HYDERABAD — While the future of Jammu and Kashmir is being decided in Delhi, there’s one community of people whose voice isn’t being heard by anyone: Kashmiris. The people of Kashmir are facing a complete communications blackout, with mobile Internet services, landlines and even broadband connections being shut since Sunday night. Some broadband providers are still active but for the most part, Kashmir has gone dark.
This is not some isolated event, though—clamping down on communications has almost become the de facto state of living in Kashmir. According to internetshutdowns.in — a platform to track Internet shutdowns in India, created by the Software Freedom Law Centre, India — there have been 176 Internet shutdowns in the state since it started tracking this data in 2012.
This has not only meant a loss of economic opportunity to the people in the state, it also means that decisions that change their lives are being taken without their voice of assent or dissent being recorded.
The shutdown has also meant that the rest of the country has no idea what is happening in Kashmir. Not only are people in the state unable to post on social media or talk to others over the phone, Kashmir’s local newspapers and websites have also been in a state of dormancy. A look at the websites of Kashmiri dailies such as Greater Kashmir, Kashmir Reader, Kashmir Observer and Rising Kashmir show that they haven’t been able to publish the news of Article 370 being scrapped. In fact, they have not been updated in the last 15-18 hours, and their social media channels have also been silent.
Hurting the economy
Aside from silencing voices within the Valley, actions like Internet shutdowns also have serious economic impact. According to areport by the Indian Council for Research on International Economic Relations (ICRIER), India has lost approximately $3 billion between 2012 and 2017 due to Internet shutdowns. A similarreport by the Brookings Institute in 2016 also arrived at a similar figure, estimating that shutdowns cost the country $2.4 billion.
These are just abstract figures, but for the people living in Kashmir, regular Internet shutdowns have meant a real loss of opportunity. Speaking toQuartz, entrepreneur Sahil Verma talked about how he quit a high-paying job in Mumbai to move to his family home in Kashmir and set up an online store for dry fruits and saffron. After the death of Burhan Wani, Internet shutdowns were imposed and for 100 days in a row, Verma’s business had to stay shut. Eventually, he gave up and moved out of Kashmir.

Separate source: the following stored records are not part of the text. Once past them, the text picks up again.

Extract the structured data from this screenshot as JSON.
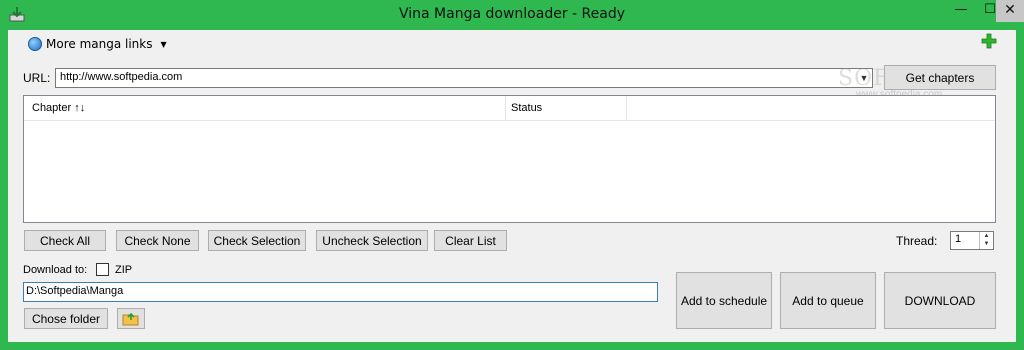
{
  "window": {
    "title": "Vina Manga downloader - Ready",
    "min_glyph": "—",
    "max_glyph": "☐",
    "close_glyph": "✕"
  },
  "menu": {
    "more_links_label": "More manga links"
  },
  "url": {
    "label": "URL:",
    "value": "http://www.softpedia.com",
    "get_chapters_label": "Get chapters"
  },
  "watermark": {
    "text": "SOFTPEDIA",
    "sub": "www.softpedia.com"
  },
  "list": {
    "columns": [
      "Chapter ↑↓",
      "Status"
    ]
  },
  "actions": {
    "check_all": "Check All",
    "check_none": "Check None",
    "check_selection": "Check Selection",
    "uncheck_selection": "Uncheck Selection",
    "clear_list": "Clear List"
  },
  "thread": {
    "label": "Thread:",
    "value": "1"
  },
  "download": {
    "label": "Download to:",
    "zip_label": "ZIP",
    "path": "D:\\Softpedia\\Manga",
    "chose_folder_label": "Chose folder",
    "schedule_label": "Add to schedule",
    "queue_label": "Add to queue",
    "download_label": "DOWNLOAD"
  },
  "colors": {
    "frame": "#2eb84f",
    "client": "#f0f0f0",
    "button": "#e1e1e1"
  }
}
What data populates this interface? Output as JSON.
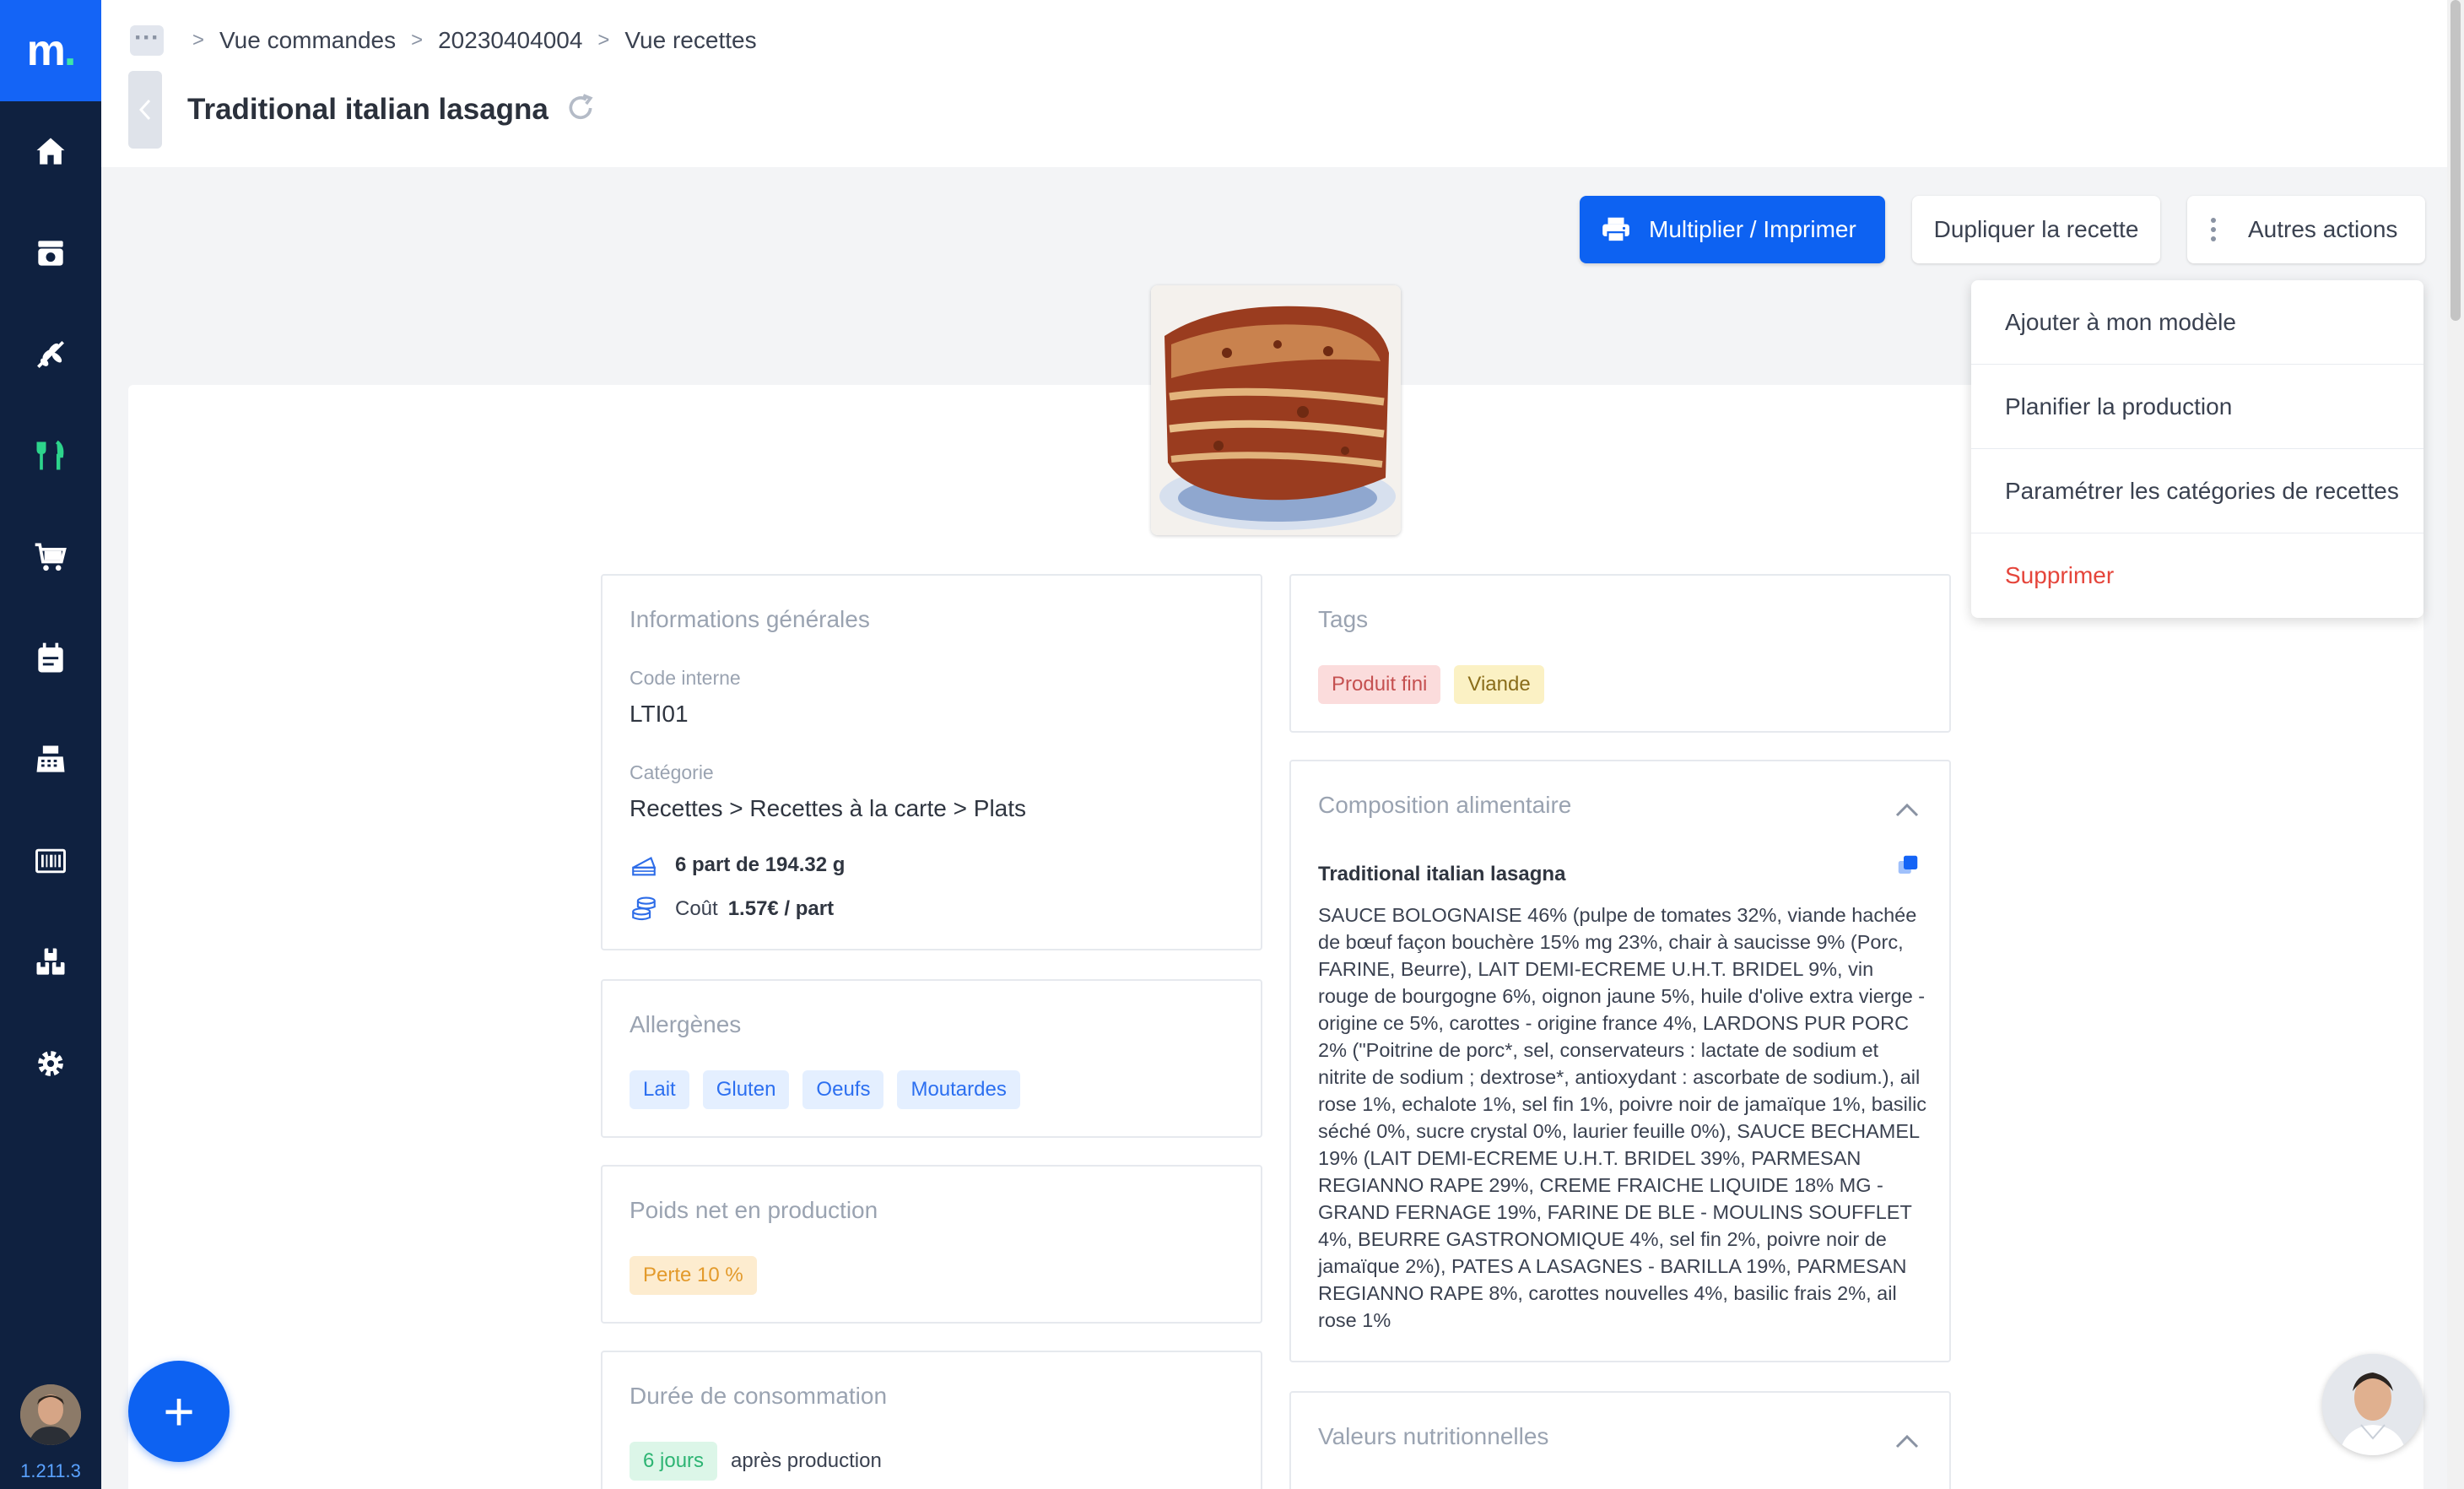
{
  "app": {
    "logo_text": "m",
    "version": "1.211.3"
  },
  "sidebar": {
    "items": [
      {
        "icon": "home-icon"
      },
      {
        "icon": "orders-icon"
      },
      {
        "icon": "ingredients-icon"
      },
      {
        "icon": "recipes-icon",
        "active": true
      },
      {
        "icon": "cart-icon"
      },
      {
        "icon": "planning-icon"
      },
      {
        "icon": "cash-register-icon"
      },
      {
        "icon": "barcode-icon"
      },
      {
        "icon": "stock-icon"
      },
      {
        "icon": "settings-icon"
      }
    ]
  },
  "breadcrumb": {
    "items": [
      "Vue commandes",
      "20230404004",
      "Vue recettes"
    ],
    "separator": ">"
  },
  "header": {
    "title": "Traditional italian lasagna"
  },
  "actions": {
    "primary_label": "Multiplier / Imprimer",
    "duplicate_label": "Dupliquer la recette",
    "more_label": "Autres actions"
  },
  "dropdown": {
    "items": [
      {
        "label": "Ajouter à mon modèle"
      },
      {
        "label": "Planifier la production"
      },
      {
        "label": "Paramétrer les catégories de recettes"
      },
      {
        "label": "Supprimer",
        "danger": true
      }
    ]
  },
  "general": {
    "title": "Informations générales",
    "code_label": "Code interne",
    "code_value": "LTI01",
    "category_label": "Catégorie",
    "category_value": "Recettes > Recettes à la carte > Plats",
    "portions": "6 part de 194.32 g",
    "cost_label": "Coût",
    "cost_value": "1.57€ / part"
  },
  "allergens": {
    "title": "Allergènes",
    "items": [
      "Lait",
      "Gluten",
      "Oeufs",
      "Moutardes"
    ]
  },
  "net_weight": {
    "title": "Poids net en production",
    "loss": "Perte 10 %"
  },
  "shelf_life": {
    "title": "Durée de consommation",
    "days": "6 jours",
    "suffix": "après production"
  },
  "tags": {
    "title": "Tags",
    "items": [
      "Produit fini",
      "Viande"
    ]
  },
  "composition": {
    "title": "Composition alimentaire",
    "recipe_name": "Traditional italian lasagna",
    "text": "SAUCE BOLOGNAISE 46% (pulpe de tomates 32%, viande hachée de bœuf façon bouchère 15% mg 23%, chair à saucisse 9% (Porc, FARINE, Beurre), LAIT DEMI-ECREME U.H.T. BRIDEL 9%, vin rouge de bourgogne 6%, oignon jaune 5%, huile d'olive extra vierge - origine ce 5%, carottes - origine france 4%, LARDONS PUR PORC 2% (\"Poitrine de porc*, sel, conservateurs : lactate de sodium et nitrite de sodium ; dextrose*, antioxydant : ascorbate de sodium.), ail rose 1%, echalote 1%, sel fin 1%, poivre noir de jamaïque 1%, basilic séché 0%, sucre crystal 0%, laurier feuille 0%), SAUCE BECHAMEL 19% (LAIT DEMI-ECREME U.H.T. BRIDEL 39%, PARMESAN REGIANNO RAPE 29%, CREME FRAICHE LIQUIDE 18% MG - GRAND FERNAGE 19%, FARINE DE BLE - MOULINS SOUFFLET 4%, BEURRE GASTRONOMIQUE 4%, sel fin 2%, poivre noir de jamaïque 2%), PATES A LASAGNES - BARILLA 19%, PARMESAN REGIANNO RAPE 8%, carottes nouvelles 4%, basilic frais 2%, ail rose 1%"
  },
  "nutrition": {
    "title": "Valeurs nutritionnelles"
  },
  "fab": {
    "label": "+"
  },
  "colors": {
    "primary": "#0d62f2",
    "sidebar": "#0f2140",
    "active_icon": "#2dd48c",
    "danger": "#e5453b"
  }
}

For the people living in Kashmir, regular Internet shutdowns have meant a real loss of opportunity
There are several start-ups in Kashmir, but many face challenges similar to Verma’s.KashmirOneStop.com, which sells traditional Kashmiri goods, was in the middle of a fundraise when it was affected by Internet shutdowns. They told Quartz that the investors backed away in the face of the turbulence. In another incident mentioned in the report, the delivery boy of a local e-commerce company was caught in pellet firing while working.
Speaking toMoneyControl, a Kashmiri start-up founder said: “The major problems for the technology-based startups that want to have Kashmir as their base are internet shutdowns, lack of inclination for technology education besides the incessant cases of violence in the state.”
“Recently, a Kashmiri startup Czar said that the company was on the verge of being sold out until the founders decided to shift some of the important operations in Uttarakhand and the startup got a new lease of life.”
Does it even help law and order?
Aside from the fact that shutdowns erase the voice of the people, and also hurt the economy, there’s also the fact that such measures might not help with law and order, the ostensible reason for which they’re being used in the first place.Police in Haryana have given testimony against the effectiveness of Internet shutdowns which, they say, cause additional challenges.
Faced with the potential of a riot ahead of a Haryana court verdict in a rape case against Dera Sacha Sauda (DSS) head Gurmeet Ram Rahim Singh, police in Panchkula faced a challenge in estimating the size of crowds gathered at different locations.
“We were until then sharing information and photos on WhatsApp to figure out the number of people pouring in the city from various points as it helped identify problem areas. DSS followers had started gathering August 22 onwards,” Panchkula police commissioner Arshinder Singh Chawla has said, according to a report by Manoj Kumar first published by the Centre for Internet and Society.
As the Haryana police’s experience shows, the shutdowns are not just harming citizens, but are counter-productive to maintaining order as well.
This was a replay of events during the Jat agitation of 2016 as well—protestors were present in much greater numbers than police personnel, who were not aware of the scenario on the ground. The police also had to think twice about sending messages asking for help over the radio, as this could have been tapped into by the protestors.
This is in stark contrast to what happened in Mumbai, where former police commissioner Rakesh Maria made use of WhatsApp and SMS messages to prevent a scuffle from turning into a riot during Eid celebrations in early 2015.
India’s Internet shutdowns have been criticised by many, including the UN, and as the Haryana police’s experience shows, the shutdowns are not just harming citizens, but are counter-productive to maintaining order as well.